Loading data into Power BI through Power Query allows you to manipulate and change the layout of your data before you load it into your Power BI model. There are many functions in Power Query and it can be a 'no code' experience making it a simple tool to use.
But the problem with having a lot of functions is that it can be overwhelming, and one of the things that I came across recently was from a client who was having trouble utilising some of the Power Query features and had resorted to using Excel as he was more comfortable in an Excel environment.
However, getting to grips with Power Query would have ultimately saved him time as it would have automated the steps that he needed to go through on his report. The most complex of which was flattening out his data.
Flattening of the data is an important data preparation step and is the process of ensuring that all of the data is arranged in columns, rather than with a fact dimension across rows.
For example, below is a typical data table that you could be faced with, where the months of the year are arranged across top of the report.
What we need to do is flatten this out. In other words, turn this round to have it as 3 columns - Barcode, Date and Sales.
The way of solving this that I was shown was to create a second tab within the Excel and perform a series of lookups using months and barcodes, which wasn't only complex to build, but had the potential to go wrong every time the data needed updating.
What we really needed to do was let Power Query perform this operation so that it was consistent every time and didn't need any complex changes in Excel.
The best news of all was that this can be done without any code and through the press of one button within Power Query.
Once the data is loaded into Power Query you need to use the 'Unpivot' Function. There are two versions for this. The first allows you to unpivot the columns you had selected, so if you had selected all of the months then you could select this as an option. Or there is the second, which is to unpivot the other columns, meaning everything other than the one (or ones) that I had selected.
In this example its easier to select the 'Barcode' column and 'Unpivot Other Columns'. You can find this by right clicking on the column header.
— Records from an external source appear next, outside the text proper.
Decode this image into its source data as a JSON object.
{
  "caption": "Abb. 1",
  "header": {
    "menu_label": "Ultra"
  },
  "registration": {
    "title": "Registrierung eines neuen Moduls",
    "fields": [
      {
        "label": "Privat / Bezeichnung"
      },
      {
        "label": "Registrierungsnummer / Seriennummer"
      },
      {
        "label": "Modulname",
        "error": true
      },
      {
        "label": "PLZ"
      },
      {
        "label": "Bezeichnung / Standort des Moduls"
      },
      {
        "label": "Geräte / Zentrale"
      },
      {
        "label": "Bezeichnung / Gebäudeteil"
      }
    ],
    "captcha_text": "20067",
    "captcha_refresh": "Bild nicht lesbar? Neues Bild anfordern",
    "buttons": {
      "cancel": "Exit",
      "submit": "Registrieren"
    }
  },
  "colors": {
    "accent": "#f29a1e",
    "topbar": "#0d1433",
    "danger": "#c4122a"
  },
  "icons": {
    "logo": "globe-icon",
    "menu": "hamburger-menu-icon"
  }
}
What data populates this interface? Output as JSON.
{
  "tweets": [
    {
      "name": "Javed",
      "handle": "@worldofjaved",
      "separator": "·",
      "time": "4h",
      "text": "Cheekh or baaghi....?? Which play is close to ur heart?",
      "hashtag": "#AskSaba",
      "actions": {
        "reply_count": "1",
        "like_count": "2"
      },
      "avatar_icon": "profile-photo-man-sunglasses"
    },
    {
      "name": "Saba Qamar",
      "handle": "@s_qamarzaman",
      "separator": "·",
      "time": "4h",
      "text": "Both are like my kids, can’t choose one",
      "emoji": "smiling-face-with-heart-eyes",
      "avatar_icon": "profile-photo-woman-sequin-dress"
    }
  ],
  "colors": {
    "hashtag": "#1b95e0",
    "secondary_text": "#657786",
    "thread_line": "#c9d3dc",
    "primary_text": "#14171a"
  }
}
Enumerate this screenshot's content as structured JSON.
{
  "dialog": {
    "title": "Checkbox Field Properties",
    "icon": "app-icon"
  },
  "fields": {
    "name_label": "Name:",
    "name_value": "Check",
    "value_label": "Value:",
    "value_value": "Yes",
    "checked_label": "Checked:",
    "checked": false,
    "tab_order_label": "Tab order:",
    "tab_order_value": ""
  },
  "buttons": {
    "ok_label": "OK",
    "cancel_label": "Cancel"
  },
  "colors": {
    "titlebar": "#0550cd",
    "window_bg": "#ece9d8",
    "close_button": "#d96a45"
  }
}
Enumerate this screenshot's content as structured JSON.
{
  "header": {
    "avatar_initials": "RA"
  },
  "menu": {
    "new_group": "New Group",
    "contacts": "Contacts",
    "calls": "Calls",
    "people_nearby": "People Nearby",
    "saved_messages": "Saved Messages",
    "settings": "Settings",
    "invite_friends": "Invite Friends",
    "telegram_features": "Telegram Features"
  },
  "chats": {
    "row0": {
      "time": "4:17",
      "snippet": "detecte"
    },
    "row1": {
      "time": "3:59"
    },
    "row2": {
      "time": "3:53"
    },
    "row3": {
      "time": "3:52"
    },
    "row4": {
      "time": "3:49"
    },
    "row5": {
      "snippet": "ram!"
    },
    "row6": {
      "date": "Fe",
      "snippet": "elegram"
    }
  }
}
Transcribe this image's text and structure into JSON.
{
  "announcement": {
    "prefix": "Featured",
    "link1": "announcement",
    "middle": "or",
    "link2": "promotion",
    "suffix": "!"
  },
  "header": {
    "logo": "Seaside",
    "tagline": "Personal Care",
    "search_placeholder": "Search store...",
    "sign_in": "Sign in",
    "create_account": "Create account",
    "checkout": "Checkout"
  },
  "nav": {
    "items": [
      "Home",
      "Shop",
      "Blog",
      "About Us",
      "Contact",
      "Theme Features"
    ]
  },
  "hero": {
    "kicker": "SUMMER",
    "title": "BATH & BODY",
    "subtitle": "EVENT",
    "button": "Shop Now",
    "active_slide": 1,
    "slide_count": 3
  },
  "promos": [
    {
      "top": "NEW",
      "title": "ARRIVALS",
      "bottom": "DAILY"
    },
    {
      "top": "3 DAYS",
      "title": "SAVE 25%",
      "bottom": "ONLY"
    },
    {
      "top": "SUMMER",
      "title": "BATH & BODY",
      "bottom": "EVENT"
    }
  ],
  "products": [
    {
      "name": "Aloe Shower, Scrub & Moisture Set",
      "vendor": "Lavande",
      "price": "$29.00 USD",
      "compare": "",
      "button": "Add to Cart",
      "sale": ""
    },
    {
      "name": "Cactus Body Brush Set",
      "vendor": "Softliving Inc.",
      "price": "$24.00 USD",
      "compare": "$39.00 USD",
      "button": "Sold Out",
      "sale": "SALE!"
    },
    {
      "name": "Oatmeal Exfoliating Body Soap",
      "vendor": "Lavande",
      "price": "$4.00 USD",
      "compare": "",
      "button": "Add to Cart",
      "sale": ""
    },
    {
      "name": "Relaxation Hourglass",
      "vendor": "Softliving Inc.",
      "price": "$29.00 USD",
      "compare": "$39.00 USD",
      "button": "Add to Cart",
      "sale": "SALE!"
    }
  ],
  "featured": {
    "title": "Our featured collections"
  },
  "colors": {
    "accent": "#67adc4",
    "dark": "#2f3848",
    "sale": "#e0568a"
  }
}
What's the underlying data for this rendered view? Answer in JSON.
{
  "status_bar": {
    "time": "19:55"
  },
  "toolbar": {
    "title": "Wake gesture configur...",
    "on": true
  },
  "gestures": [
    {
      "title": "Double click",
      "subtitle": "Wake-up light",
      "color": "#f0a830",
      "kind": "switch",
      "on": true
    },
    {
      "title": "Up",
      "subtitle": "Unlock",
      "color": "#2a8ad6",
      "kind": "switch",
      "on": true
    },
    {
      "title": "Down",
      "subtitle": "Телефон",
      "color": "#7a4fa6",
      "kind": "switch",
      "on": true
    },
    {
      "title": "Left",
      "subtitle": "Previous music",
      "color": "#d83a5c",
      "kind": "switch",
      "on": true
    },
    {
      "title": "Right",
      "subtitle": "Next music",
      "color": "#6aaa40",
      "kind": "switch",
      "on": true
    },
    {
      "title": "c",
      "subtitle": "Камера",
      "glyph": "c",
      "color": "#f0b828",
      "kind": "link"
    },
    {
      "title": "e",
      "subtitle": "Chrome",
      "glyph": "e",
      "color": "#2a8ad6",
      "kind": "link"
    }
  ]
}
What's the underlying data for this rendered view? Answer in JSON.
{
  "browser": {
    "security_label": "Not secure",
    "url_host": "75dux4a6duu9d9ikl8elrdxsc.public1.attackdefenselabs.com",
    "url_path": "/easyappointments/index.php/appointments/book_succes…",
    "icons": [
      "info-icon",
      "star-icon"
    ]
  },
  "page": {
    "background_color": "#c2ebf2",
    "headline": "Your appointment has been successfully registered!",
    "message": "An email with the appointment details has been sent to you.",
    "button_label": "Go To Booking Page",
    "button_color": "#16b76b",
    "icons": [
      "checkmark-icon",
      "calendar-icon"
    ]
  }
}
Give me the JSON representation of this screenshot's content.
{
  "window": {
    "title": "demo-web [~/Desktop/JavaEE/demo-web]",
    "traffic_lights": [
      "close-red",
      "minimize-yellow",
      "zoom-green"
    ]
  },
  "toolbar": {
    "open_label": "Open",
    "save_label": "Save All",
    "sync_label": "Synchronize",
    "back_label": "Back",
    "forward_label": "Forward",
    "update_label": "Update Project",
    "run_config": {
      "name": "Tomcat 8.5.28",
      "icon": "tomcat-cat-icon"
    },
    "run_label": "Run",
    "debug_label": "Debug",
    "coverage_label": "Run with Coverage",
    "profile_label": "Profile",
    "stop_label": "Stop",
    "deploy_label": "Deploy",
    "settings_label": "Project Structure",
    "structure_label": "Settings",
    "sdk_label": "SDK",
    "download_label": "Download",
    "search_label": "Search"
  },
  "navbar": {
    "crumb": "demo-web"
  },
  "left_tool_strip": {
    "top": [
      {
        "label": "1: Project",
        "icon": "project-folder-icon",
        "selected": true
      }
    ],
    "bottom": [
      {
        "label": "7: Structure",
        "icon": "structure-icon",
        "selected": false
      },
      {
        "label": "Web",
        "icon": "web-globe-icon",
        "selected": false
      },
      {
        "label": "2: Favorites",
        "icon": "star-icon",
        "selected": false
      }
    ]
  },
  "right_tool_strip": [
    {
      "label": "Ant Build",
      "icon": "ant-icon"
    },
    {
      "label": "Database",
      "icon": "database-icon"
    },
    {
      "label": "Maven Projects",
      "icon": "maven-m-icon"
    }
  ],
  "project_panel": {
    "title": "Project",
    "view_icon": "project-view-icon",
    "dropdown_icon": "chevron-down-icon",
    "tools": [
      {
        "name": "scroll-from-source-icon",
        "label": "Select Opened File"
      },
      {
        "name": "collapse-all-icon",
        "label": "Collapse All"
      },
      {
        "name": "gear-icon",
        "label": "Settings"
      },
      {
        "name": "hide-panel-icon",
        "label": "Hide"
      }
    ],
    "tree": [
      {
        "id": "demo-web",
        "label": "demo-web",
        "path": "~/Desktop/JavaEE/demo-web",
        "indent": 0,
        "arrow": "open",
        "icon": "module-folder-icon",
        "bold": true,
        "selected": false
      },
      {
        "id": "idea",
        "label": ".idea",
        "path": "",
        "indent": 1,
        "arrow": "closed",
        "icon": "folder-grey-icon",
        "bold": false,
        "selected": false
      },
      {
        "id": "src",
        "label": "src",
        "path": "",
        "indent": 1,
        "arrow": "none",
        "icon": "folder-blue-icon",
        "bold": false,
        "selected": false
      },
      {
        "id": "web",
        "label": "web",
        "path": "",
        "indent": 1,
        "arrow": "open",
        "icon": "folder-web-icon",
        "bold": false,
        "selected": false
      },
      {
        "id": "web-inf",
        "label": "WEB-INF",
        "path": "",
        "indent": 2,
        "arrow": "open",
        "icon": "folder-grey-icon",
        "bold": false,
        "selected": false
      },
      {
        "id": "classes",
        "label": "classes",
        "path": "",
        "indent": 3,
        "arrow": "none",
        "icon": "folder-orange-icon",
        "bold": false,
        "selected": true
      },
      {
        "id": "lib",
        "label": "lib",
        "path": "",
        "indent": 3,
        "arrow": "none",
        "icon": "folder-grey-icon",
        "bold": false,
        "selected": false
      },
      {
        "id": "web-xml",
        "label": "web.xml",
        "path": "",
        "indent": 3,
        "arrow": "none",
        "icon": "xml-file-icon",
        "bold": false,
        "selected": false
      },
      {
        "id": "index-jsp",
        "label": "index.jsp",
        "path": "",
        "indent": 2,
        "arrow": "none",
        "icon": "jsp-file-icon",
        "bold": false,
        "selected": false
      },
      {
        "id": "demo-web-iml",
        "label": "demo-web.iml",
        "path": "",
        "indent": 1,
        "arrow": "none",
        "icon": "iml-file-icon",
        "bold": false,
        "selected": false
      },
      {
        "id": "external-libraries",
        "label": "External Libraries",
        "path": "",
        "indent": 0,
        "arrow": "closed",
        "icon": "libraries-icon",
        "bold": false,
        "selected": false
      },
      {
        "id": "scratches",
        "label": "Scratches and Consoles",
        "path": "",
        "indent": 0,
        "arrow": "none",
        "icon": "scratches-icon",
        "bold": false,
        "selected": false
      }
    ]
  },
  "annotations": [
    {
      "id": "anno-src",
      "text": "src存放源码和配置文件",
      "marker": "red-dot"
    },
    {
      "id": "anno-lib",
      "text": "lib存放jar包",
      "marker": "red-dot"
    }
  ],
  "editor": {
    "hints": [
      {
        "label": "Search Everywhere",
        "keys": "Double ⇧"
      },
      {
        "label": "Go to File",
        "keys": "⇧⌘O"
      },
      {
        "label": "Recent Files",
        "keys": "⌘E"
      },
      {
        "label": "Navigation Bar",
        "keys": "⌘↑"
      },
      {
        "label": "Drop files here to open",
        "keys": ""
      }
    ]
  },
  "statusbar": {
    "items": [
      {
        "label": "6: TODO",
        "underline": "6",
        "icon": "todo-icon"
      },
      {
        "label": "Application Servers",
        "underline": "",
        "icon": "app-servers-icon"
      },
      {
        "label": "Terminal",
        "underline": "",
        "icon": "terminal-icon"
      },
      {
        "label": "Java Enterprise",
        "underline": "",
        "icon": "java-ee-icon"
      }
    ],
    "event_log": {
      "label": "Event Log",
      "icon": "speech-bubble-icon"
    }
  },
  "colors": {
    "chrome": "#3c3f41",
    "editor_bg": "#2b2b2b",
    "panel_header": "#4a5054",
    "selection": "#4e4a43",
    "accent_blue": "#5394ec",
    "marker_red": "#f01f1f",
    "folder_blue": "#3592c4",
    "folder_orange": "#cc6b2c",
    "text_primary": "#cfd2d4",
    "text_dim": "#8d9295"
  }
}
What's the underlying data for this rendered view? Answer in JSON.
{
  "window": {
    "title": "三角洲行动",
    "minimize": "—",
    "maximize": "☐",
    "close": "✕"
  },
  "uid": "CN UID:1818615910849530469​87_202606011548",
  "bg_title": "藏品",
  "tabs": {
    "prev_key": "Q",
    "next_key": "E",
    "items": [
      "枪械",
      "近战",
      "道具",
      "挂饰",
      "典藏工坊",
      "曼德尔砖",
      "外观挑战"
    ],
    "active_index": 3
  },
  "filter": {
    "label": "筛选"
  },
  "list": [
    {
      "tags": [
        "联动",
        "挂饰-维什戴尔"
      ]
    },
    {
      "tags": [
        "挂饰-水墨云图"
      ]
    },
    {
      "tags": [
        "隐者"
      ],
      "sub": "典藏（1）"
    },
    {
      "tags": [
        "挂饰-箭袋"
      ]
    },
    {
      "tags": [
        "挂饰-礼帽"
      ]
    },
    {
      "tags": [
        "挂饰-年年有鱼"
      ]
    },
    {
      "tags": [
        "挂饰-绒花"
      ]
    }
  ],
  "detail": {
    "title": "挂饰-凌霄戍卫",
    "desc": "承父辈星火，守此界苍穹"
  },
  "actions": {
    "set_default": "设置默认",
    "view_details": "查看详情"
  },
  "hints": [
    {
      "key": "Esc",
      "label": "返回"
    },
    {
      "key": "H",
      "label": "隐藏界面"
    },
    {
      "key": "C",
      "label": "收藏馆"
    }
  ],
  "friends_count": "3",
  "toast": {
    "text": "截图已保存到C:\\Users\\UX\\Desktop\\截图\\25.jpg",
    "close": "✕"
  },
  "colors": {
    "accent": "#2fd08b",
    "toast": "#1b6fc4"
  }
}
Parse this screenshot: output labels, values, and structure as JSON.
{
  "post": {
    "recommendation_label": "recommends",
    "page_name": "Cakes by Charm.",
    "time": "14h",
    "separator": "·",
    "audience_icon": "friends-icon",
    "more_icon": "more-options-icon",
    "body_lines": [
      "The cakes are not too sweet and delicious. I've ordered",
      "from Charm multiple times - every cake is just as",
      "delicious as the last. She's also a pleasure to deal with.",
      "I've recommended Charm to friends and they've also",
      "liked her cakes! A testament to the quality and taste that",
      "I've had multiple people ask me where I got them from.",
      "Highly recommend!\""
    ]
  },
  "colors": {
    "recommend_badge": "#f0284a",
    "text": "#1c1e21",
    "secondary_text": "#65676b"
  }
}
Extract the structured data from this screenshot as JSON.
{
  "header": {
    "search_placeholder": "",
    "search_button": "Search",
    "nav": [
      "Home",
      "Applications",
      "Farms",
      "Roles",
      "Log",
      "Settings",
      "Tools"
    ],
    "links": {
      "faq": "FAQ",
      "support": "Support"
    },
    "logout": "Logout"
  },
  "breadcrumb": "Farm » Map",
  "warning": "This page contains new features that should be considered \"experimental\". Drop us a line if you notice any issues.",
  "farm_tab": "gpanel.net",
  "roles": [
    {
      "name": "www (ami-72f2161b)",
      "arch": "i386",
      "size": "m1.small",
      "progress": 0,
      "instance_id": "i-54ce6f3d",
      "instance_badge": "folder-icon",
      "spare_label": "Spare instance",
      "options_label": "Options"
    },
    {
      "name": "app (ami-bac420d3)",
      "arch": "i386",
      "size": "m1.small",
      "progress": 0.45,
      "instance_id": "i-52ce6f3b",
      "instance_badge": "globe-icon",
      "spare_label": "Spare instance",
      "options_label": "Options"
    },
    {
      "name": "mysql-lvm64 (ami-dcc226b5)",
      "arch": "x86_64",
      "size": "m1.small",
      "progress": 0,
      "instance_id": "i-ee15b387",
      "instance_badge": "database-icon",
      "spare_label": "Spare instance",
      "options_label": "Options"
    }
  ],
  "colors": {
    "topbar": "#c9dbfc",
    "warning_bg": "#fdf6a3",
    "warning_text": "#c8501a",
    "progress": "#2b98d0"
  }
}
This will then unpivot everything other than the Barcode column.
Once this is complete you will be left with three columns, one for the barcode, one for the dates and one for the sales values.
All that is left to do now is to rename the columns and load the data.
This is a simple and no code solution that can unpivot columns during the loading of data. Making sure that the change in the shape of the data is consistent every time.